Step aside Chris Packham as Steve Noakes brings us the latest “Springwatch” update from Duxford…
These photos are of the area behind the racking at the back of the warehouse yard. This area had to be dug out after thieves deliberately poured out the hydraulic oil from drums that were being stored in the yard. The emptied drums where then used to steal diesel from the tank.
After it was dug out it was filled with new soil, wildflower seeds were scattered and then the area was left to its own devices. It is now a haven for bees, butterflies and many other insects and small mammals.
In the trees in this area, Wayne Lister had built and put up several nest boxes, and on 27 June a pair of Great Tits could be heard calling to the youngsters inside trying to entice them out of their nice, warm and dry home. It was the day when we had nearly 24 hours torrential and continuous rain. For a number of years Wayne has watched many Blue Tit and Great Tit chicks successfully fledge from his home made nest boxes.
The photo at the top of the page is of a Great Tit about to enter the hole of a dumper “A” frame to feed its young inside. As with the Pied Wagtails, a sign was put up to warn people of the presence of the nest.
The Pied Wagtail chicks successfully fledged, with one of them ending up in the workshop area. The young fledgling was carefully removed back outside by Jerry Underwood, where the parents could find it. It looks like they are going for a second brood in the Paver.
A pair of Moorhens had nested on the pond, producing 5 chicks. They can be seen around the pond with the parent birds, who can get very vocal if you approach anywhere near them.

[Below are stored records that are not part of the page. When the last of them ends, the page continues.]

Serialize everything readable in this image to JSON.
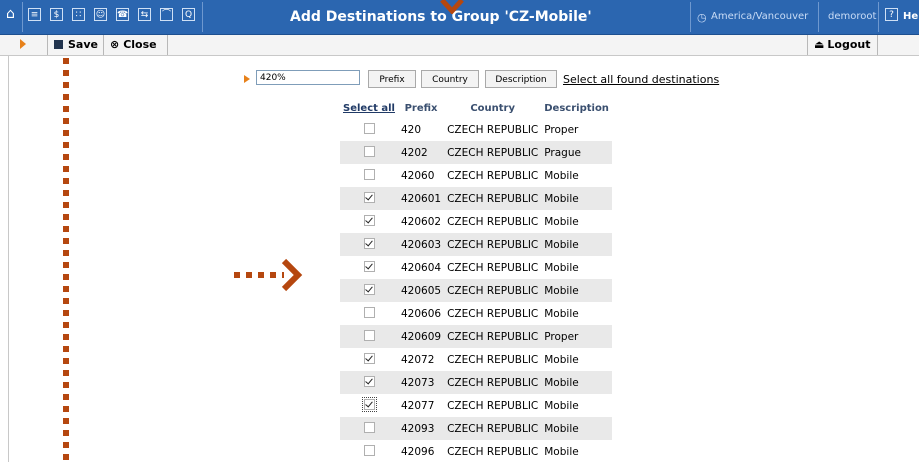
{
  "header": {
    "title": "Add Destinations to Group 'CZ-Mobile'",
    "timezone": "America/Vancouver",
    "user": "demoroot",
    "help_label": "He",
    "icons": [
      "home-icon",
      "list-icon",
      "dollar-icon",
      "grid-icon",
      "person-icon",
      "phone-icon",
      "transfer-icon",
      "chart-icon",
      "search-icon",
      "clock-icon",
      "help-icon"
    ]
  },
  "toolbar": {
    "save_label": "Save",
    "close_label": "Close",
    "logout_label": "Logout"
  },
  "search": {
    "value": "420%",
    "buttons": [
      "Prefix",
      "Country",
      "Description"
    ],
    "select_all_found": "Select all found destinations"
  },
  "table": {
    "headers": [
      "Select all",
      "Prefix",
      "Country",
      "Description"
    ],
    "rows": [
      {
        "checked": false,
        "prefix": "420",
        "country": "CZECH REPUBLIC",
        "description": "Proper"
      },
      {
        "checked": false,
        "prefix": "4202",
        "country": "CZECH REPUBLIC",
        "description": "Prague"
      },
      {
        "checked": false,
        "prefix": "42060",
        "country": "CZECH REPUBLIC",
        "description": "Mobile"
      },
      {
        "checked": true,
        "prefix": "420601",
        "country": "CZECH REPUBLIC",
        "description": "Mobile"
      },
      {
        "checked": true,
        "prefix": "420602",
        "country": "CZECH REPUBLIC",
        "description": "Mobile"
      },
      {
        "checked": true,
        "prefix": "420603",
        "country": "CZECH REPUBLIC",
        "description": "Mobile"
      },
      {
        "checked": true,
        "prefix": "420604",
        "country": "CZECH REPUBLIC",
        "description": "Mobile"
      },
      {
        "checked": true,
        "prefix": "420605",
        "country": "CZECH REPUBLIC",
        "description": "Mobile"
      },
      {
        "checked": false,
        "prefix": "420606",
        "country": "CZECH REPUBLIC",
        "description": "Mobile"
      },
      {
        "checked": false,
        "prefix": "420609",
        "country": "CZECH REPUBLIC",
        "description": "Proper"
      },
      {
        "checked": true,
        "prefix": "42072",
        "country": "CZECH REPUBLIC",
        "description": "Mobile"
      },
      {
        "checked": true,
        "prefix": "42073",
        "country": "CZECH REPUBLIC",
        "description": "Mobile"
      },
      {
        "checked": true,
        "prefix": "42077",
        "country": "CZECH REPUBLIC",
        "description": "Mobile",
        "focused": true
      },
      {
        "checked": false,
        "prefix": "42093",
        "country": "CZECH REPUBLIC",
        "description": "Mobile"
      },
      {
        "checked": false,
        "prefix": "42096",
        "country": "CZECH REPUBLIC",
        "description": "Mobile"
      }
    ]
  },
  "colors": {
    "header_bg": "#2b66b0",
    "accent_orange": "#e7811a",
    "annotation_brown": "#b5470f",
    "row_alt": "#e9e9e9"
  }
}
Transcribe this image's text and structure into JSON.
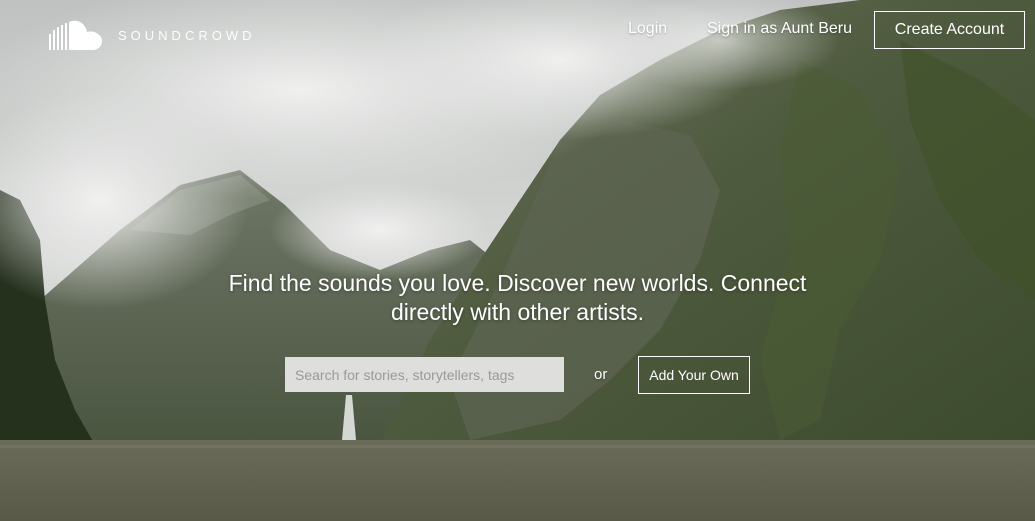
{
  "brand": {
    "name": "SOUNDCROWD",
    "logo_icon": "cloud-logo-icon"
  },
  "nav": {
    "login_label": "Login",
    "sign_in_as_label": "Sign in as Aunt Beru",
    "create_account_label": "Create Account"
  },
  "hero": {
    "tagline": "Find the sounds you love. Discover new worlds. Connect directly with other artists.",
    "background": "fjord-landscape-photo"
  },
  "search": {
    "placeholder": "Search for stories, storytellers, tags",
    "value": ""
  },
  "or_label": "or",
  "add_button_label": "Add Your Own",
  "colors": {
    "text": "#ffffff",
    "search_bg": "#dededd",
    "placeholder": "#9a9a9a"
  }
}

I would also like to thank those that have shared some of their own wildlife encounters. Here are just a few of them.
• Dave Hill had a Robins nest in his shed. He watched them successfully fledge, and safely leave his shed.
• Whilst Jodi Etherton’s Mum was visiting her, they heard beautiful song of a Nightingale from a garden nearby.
• Jay Bridgstock told me of the amazing wildlife he regularly sees near his home, they include Marsh Harriers, Barn Owls and Golden Orioles.
• Kenny Lane also has a place he has set aside in his garden for wildlife.
There is a national campaign by “PlantLife” to encourage Councils and other authorities to leave road side verges uncut. We tweeted a picture of an area we have set aside along Moorfield Road, and received a tweet back from Plantlife wanting to talk to us about working together to promote their campaign of putting more colour back alongside our roads and create havens for flora and fauna.